For background about The Tempest, see the foreword that Sir John Gielgud generously contributed to Mr. Andrews' 1994 Everyman Shakespeare edition of the play, as well as the Editor's Introduction that followed it. You might also enjoy listening to Ellen Berkovitch's KSFR radio feature about SHAKESPEARE IN THE GARDEN, as well as conversations with KVSF host Richard Eads and KBAC host Honey Harris. And finally, you might be interested in letters that appreciative attendees published in the New Nexican, as well as in some "Reflections on The Tempest" that Mr. Andrews presented in late September at Grand Valley State University in Michigan.

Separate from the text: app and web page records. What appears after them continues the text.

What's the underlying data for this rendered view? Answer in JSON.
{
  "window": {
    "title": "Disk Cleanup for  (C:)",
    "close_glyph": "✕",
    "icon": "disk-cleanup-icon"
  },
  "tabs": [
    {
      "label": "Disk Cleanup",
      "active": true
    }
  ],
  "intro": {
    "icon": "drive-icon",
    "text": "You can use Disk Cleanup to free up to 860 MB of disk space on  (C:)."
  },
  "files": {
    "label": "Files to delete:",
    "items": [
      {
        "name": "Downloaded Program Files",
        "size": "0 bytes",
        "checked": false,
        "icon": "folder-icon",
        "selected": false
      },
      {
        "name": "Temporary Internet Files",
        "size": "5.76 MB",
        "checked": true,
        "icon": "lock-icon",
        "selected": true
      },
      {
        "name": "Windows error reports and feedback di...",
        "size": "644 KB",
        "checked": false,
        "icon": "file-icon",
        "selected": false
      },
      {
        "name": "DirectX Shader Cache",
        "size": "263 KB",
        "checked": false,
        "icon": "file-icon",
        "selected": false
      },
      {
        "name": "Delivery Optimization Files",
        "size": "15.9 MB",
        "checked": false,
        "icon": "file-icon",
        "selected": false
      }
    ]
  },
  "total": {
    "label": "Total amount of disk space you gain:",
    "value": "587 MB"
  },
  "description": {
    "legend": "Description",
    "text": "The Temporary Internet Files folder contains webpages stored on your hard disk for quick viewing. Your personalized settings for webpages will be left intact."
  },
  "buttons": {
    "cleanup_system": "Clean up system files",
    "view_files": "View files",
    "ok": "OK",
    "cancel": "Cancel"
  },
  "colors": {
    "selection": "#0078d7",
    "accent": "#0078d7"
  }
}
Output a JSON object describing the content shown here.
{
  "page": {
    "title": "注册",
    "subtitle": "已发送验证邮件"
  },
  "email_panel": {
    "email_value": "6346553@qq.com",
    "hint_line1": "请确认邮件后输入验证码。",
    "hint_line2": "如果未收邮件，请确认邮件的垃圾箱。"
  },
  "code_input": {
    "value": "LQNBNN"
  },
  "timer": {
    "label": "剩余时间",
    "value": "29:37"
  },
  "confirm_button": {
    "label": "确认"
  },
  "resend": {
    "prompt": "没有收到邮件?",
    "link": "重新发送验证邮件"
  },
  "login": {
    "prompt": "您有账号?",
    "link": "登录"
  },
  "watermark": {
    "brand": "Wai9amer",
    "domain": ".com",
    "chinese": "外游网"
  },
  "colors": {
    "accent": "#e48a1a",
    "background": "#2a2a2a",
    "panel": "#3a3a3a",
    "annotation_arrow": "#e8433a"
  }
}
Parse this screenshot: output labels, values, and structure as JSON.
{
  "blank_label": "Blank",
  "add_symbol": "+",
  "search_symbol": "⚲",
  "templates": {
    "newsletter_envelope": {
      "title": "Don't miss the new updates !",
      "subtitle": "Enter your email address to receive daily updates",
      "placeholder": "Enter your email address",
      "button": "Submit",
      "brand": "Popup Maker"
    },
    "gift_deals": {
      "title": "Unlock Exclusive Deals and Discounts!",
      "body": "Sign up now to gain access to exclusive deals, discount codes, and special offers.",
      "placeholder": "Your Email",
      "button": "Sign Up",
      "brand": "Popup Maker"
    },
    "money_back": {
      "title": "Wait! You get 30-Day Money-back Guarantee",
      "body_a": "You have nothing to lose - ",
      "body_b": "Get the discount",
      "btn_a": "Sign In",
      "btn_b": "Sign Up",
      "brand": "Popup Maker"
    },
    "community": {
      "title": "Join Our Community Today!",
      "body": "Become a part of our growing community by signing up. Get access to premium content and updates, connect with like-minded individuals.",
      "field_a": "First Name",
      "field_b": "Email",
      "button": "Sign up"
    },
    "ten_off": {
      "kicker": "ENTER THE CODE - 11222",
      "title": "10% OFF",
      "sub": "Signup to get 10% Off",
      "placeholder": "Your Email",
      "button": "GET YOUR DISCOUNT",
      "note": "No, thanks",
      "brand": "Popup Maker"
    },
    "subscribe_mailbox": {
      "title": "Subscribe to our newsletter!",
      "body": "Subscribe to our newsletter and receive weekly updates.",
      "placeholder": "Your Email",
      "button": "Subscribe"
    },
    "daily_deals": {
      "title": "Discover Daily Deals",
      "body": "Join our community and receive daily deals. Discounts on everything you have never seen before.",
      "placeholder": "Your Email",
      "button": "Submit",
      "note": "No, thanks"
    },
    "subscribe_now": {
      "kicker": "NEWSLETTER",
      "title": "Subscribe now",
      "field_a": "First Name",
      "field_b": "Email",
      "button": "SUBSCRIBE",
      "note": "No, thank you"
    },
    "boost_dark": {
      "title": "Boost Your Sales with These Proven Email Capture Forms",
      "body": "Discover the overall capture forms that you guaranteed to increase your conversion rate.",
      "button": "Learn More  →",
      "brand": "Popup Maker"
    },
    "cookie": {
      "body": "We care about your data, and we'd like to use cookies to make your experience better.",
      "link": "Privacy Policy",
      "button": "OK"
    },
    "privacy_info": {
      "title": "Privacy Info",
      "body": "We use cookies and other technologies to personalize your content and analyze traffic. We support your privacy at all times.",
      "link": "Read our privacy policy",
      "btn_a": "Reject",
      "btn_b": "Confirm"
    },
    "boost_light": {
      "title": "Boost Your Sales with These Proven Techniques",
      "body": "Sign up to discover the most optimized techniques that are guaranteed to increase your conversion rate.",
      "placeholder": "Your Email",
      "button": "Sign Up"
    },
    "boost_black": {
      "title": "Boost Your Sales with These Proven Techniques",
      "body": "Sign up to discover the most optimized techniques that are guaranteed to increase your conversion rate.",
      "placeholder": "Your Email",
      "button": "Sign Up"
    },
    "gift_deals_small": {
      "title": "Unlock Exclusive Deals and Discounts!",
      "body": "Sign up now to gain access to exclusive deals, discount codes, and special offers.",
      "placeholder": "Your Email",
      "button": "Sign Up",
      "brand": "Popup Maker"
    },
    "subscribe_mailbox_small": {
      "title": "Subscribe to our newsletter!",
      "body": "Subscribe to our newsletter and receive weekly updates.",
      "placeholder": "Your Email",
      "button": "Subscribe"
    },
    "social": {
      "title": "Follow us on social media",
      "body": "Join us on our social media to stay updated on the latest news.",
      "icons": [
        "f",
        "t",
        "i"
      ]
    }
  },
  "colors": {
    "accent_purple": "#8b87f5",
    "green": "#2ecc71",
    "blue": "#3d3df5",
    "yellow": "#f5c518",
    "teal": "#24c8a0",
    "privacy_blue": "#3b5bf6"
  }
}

We opened the second half of our 2016-17 SPEAKING OF SHAKESPEARE series at the National Arts Club on January 18 and February 22 with Jean E. Howard of Columbia University and Shane Ann Younts of NYU's Tisch School of the Arts. A few weeks later, on March 22, we chatted with Sarah Enloe of the American Shakespeare Center. On April 26 and 27 we enjoyed richly informative engagements with film historian Samuel Crowl and director Karin Coonrod. Our dialogue with Ms. Coonrod was a sequel to a March 2016 conversation that focused on a historic July 2016 production of "The Merchant of Venice." We revisited not only the performance itself, but a timely symposiumn(with Justice Ruth Bader Ginsburg presiding over deliberations that featured F. Murray Abraham, Stephen Greenblatt, and James Shapiro) that was covered by the New York Times. The following month, on Thursday, May 25, we put the spotlight on arts patron Nancy Zeckendorf. On June 12 we completed our 2016-17 SOS series with arts executive Julian Bird. He oversees both the Society of London Theatre, the producers' organization that presents the West End's Olivier Awards each spring, and UK Theatre, a consortium, formerly known as the Theatrical Management Association (TMA), that represents performing-arts institutions throughout the United Kingdom.

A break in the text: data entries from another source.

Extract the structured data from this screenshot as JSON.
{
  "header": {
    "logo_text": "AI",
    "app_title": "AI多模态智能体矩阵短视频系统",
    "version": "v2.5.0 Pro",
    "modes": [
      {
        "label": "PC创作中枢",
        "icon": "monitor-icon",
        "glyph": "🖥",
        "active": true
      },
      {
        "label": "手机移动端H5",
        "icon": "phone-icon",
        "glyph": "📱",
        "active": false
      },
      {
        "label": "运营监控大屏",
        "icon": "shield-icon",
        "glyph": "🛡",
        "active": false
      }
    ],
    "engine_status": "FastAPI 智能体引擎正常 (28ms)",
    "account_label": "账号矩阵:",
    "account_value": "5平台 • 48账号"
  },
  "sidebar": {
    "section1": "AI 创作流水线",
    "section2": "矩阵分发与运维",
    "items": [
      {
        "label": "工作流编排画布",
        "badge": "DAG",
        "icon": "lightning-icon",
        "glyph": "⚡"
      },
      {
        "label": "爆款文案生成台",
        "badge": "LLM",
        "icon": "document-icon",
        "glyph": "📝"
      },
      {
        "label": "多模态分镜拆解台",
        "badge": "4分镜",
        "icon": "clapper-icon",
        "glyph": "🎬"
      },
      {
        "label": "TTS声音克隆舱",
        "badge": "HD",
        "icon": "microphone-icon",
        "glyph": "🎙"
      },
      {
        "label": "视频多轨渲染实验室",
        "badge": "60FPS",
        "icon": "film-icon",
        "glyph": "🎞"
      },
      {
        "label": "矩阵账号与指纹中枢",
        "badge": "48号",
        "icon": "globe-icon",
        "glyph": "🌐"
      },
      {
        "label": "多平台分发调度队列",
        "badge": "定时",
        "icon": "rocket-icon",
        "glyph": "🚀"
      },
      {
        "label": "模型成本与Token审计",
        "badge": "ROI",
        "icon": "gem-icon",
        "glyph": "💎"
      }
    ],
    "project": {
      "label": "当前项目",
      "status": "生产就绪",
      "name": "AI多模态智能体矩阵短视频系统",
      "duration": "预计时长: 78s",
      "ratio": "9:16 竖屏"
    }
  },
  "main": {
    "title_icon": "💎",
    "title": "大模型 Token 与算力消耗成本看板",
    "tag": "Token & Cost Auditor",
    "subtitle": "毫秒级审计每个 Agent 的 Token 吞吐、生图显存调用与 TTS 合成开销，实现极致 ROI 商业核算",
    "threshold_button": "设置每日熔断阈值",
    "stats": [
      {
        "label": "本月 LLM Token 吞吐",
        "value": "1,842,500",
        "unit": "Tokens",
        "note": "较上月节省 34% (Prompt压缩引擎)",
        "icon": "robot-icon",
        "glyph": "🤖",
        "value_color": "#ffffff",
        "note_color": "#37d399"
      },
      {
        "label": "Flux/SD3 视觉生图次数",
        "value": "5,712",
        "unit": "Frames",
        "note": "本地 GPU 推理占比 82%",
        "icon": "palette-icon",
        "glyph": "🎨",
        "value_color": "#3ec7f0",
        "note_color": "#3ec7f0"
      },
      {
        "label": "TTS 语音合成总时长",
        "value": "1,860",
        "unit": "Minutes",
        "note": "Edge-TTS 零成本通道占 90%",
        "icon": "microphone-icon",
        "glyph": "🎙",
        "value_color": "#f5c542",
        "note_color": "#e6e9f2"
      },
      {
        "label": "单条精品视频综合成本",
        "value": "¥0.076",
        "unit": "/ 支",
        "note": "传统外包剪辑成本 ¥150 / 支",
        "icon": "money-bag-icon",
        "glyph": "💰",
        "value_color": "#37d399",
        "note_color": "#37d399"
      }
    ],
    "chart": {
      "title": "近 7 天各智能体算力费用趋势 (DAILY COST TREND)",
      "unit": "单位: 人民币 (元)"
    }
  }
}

During 2016 our signature SOS series featured scintillating conversations with producer Ralph Alan Cohen, who introduced NAC constituents to the American Shakespeare Center in Virginia; director Karin Coonrod, who previewed a high-profile Merchant in Venice that marked the 500th anniversary of the original Ghetto; writers Alison Gopnik of the University of California at Berkeley and her brother Adam Gopnik of the New Yorker, who talked about the importance of play in early childhood development; Shakespeare Survey editor Peter Holland of the University of Notre Dame, who shared trenchant observations about a number of recent developments; educator Peggy O'Brien of the Folger Shakespeare Library, who talked about the support she and her colleagues provide for teachers and students around the nation; University of London professor Kiernan Ryan, who offered a new way of thinking about Shakespeare's "universality"; and director Louis Scheeder of NYU's Tisch School of the Arts, who described the kinds of preparation that are essential for aspiring drama professionals.

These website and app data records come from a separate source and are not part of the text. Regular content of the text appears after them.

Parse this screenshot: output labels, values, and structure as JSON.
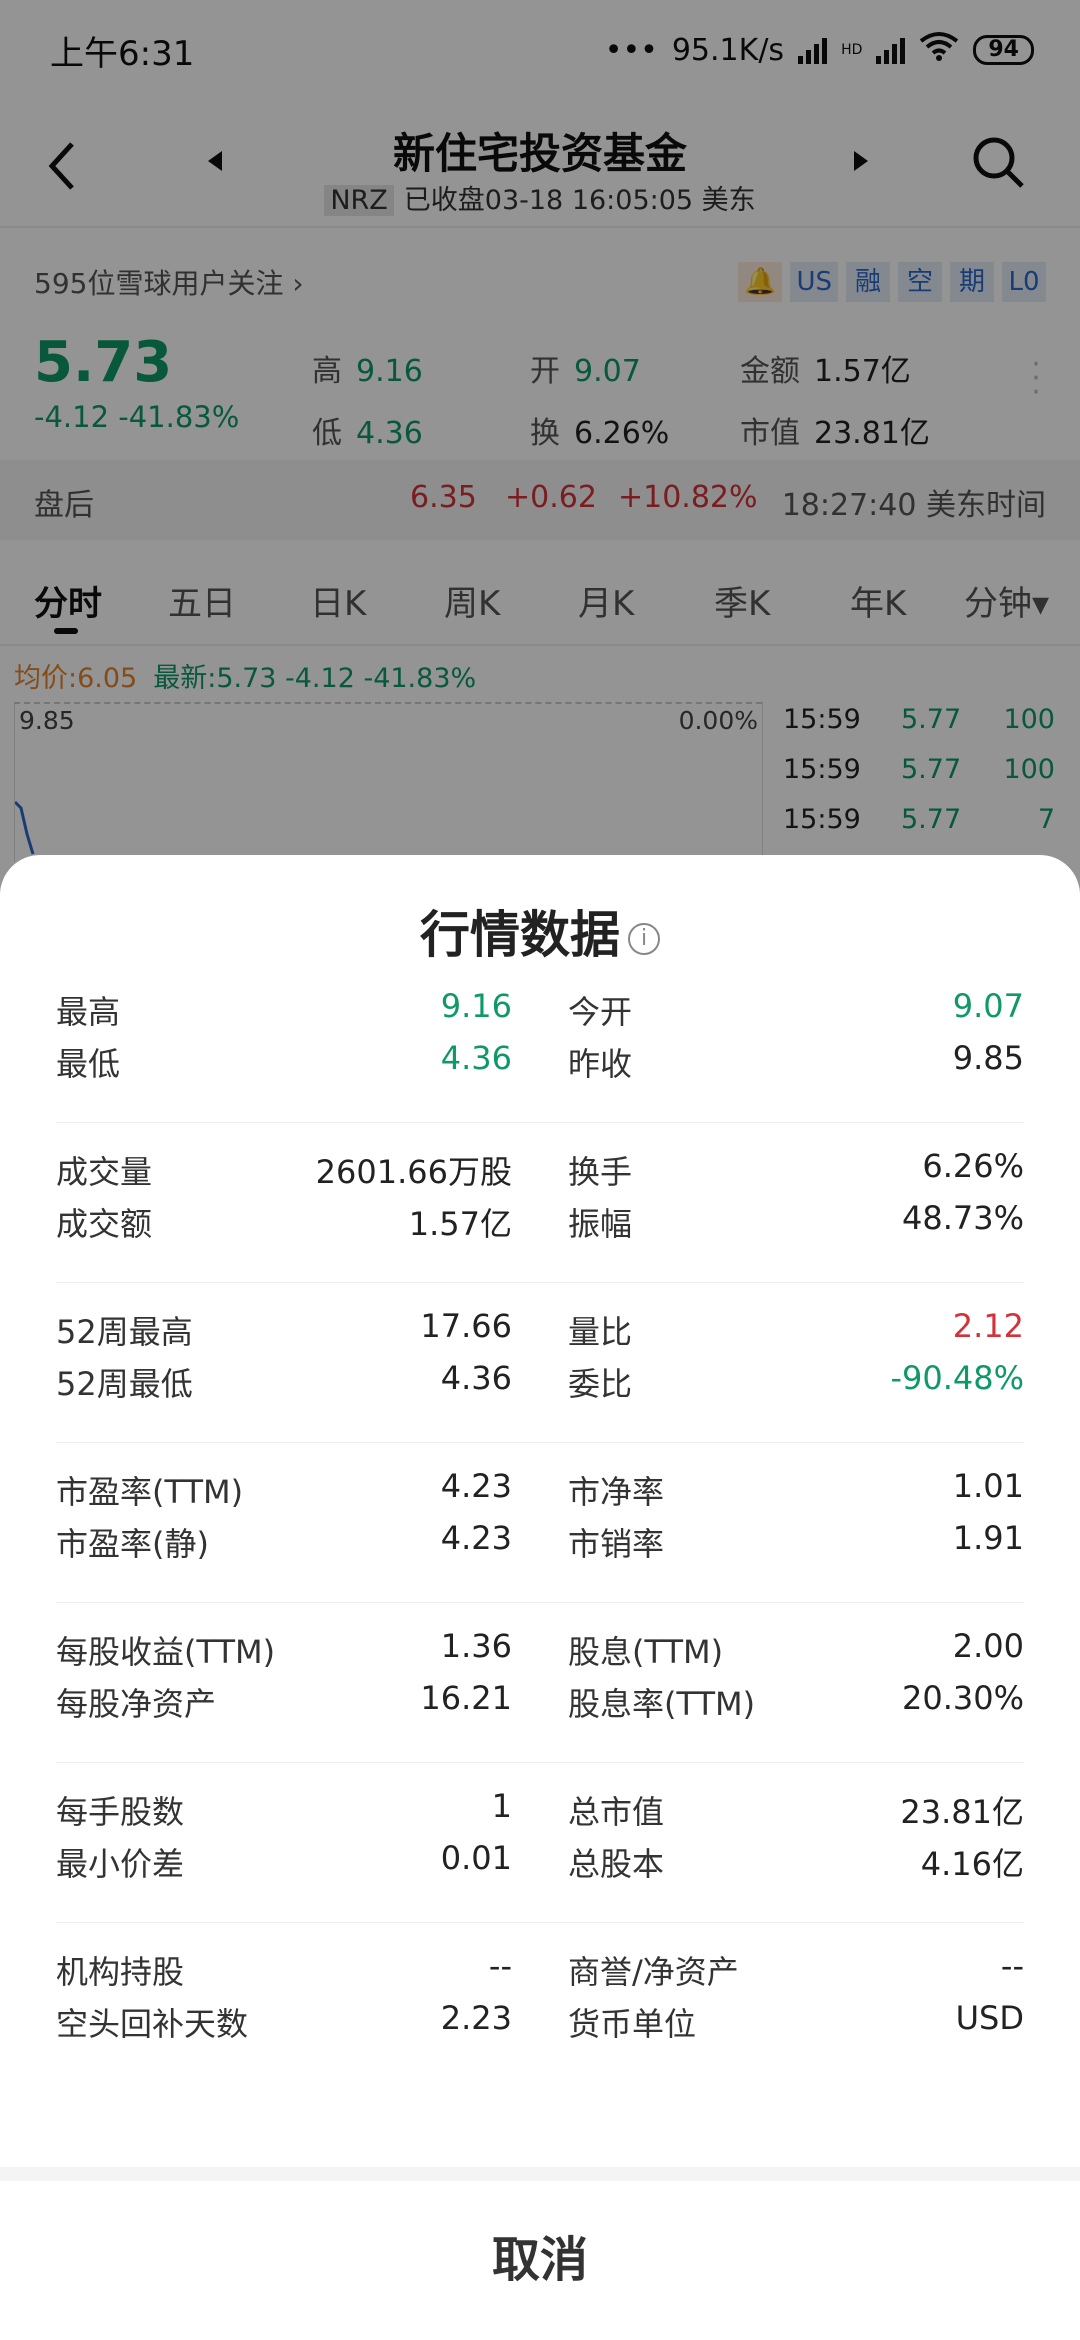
{
  "status_bar": {
    "time": "上午6:31",
    "speed": "95.1K/s",
    "network": "HD",
    "battery": "94"
  },
  "nav": {
    "title": "新住宅投资基金",
    "code": "NRZ",
    "subtitle": "已收盘03-18 16:05:05 美东"
  },
  "quote": {
    "followers": "595位雪球用户关注",
    "badges": [
      "US",
      "融",
      "空",
      "期",
      "L0"
    ],
    "price": "5.73",
    "change": "-4.12 -41.83%",
    "high_label": "高",
    "high": "9.16",
    "low_label": "低",
    "low": "4.36",
    "open_label": "开",
    "open": "9.07",
    "turnover_label": "换",
    "turnover": "6.26%",
    "amount_label": "金额",
    "amount": "1.57亿",
    "mktcap_label": "市值",
    "mktcap": "23.81亿"
  },
  "after_hours": {
    "label": "盘后",
    "price": "6.35",
    "change": "+0.62",
    "pct": "+10.82%",
    "time": "18:27:40 美东时间"
  },
  "tabs": [
    "分时",
    "五日",
    "日K",
    "周K",
    "月K",
    "季K",
    "年K",
    "分钟▾"
  ],
  "chart_header": {
    "avg": "均价:6.05",
    "latest": "最新:5.73 -4.12 -41.83%",
    "max": "9.85",
    "pct": "0.00%"
  },
  "trades": [
    {
      "time": "15:59",
      "price": "5.77",
      "qty": "100"
    },
    {
      "time": "15:59",
      "price": "5.77",
      "qty": "100"
    },
    {
      "time": "15:59",
      "price": "5.77",
      "qty": "7"
    }
  ],
  "sheet": {
    "title": "行情数据",
    "info_glyph": "i",
    "groups": [
      [
        {
          "l1": "最高",
          "v1": "9.16",
          "l2": "今开",
          "v2": "9.07"
        },
        {
          "l1": "最低",
          "v1": "4.36",
          "l2": "昨收",
          "v2": "9.85"
        }
      ],
      [
        {
          "l1": "成交量",
          "v1": "2601.66万股",
          "l2": "换手",
          "v2": "6.26%"
        },
        {
          "l1": "成交额",
          "v1": "1.57亿",
          "l2": "振幅",
          "v2": "48.73%"
        }
      ],
      [
        {
          "l1": "52周最高",
          "v1": "17.66",
          "l2": "量比",
          "v2": "2.12"
        },
        {
          "l1": "52周最低",
          "v1": "4.36",
          "l2": "委比",
          "v2": "-90.48%"
        }
      ],
      [
        {
          "l1": "市盈率(TTM)",
          "v1": "4.23",
          "l2": "市净率",
          "v2": "1.01"
        },
        {
          "l1": "市盈率(静)",
          "v1": "4.23",
          "l2": "市销率",
          "v2": "1.91"
        }
      ],
      [
        {
          "l1": "每股收益(TTM)",
          "v1": "1.36",
          "l2": "股息(TTM)",
          "v2": "2.00"
        },
        {
          "l1": "每股净资产",
          "v1": "16.21",
          "l2": "股息率(TTM)",
          "v2": "20.30%"
        }
      ],
      [
        {
          "l1": "每手股数",
          "v1": "1",
          "l2": "总市值",
          "v2": "23.81亿"
        },
        {
          "l1": "最小价差",
          "v1": "0.01",
          "l2": "总股本",
          "v2": "4.16亿"
        }
      ],
      [
        {
          "l1": "机构持股",
          "v1": "--",
          "l2": "商誉/净资产",
          "v2": "--"
        },
        {
          "l1": "空头回补天数",
          "v1": "2.23",
          "l2": "货币单位",
          "v2": "USD"
        }
      ]
    ],
    "cancel": "取消"
  },
  "colors": {
    "up": "#d2323a",
    "down": "#0f9968",
    "accent": "#2b68c9"
  }
}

For information about the first half of our 2015-16 season, which featured programs with John Lahr and James Shapiro, click here; for links to highlights of previous seasons, click here. If you wish to join and receive periodic updates from THE SHAKSPEARE GUILD, we invite you to visit our Membership page for types of affiliation. There you'll find a link to a page where you can register for events, enroll as a GUILD member, or provide a tax-exempt donation.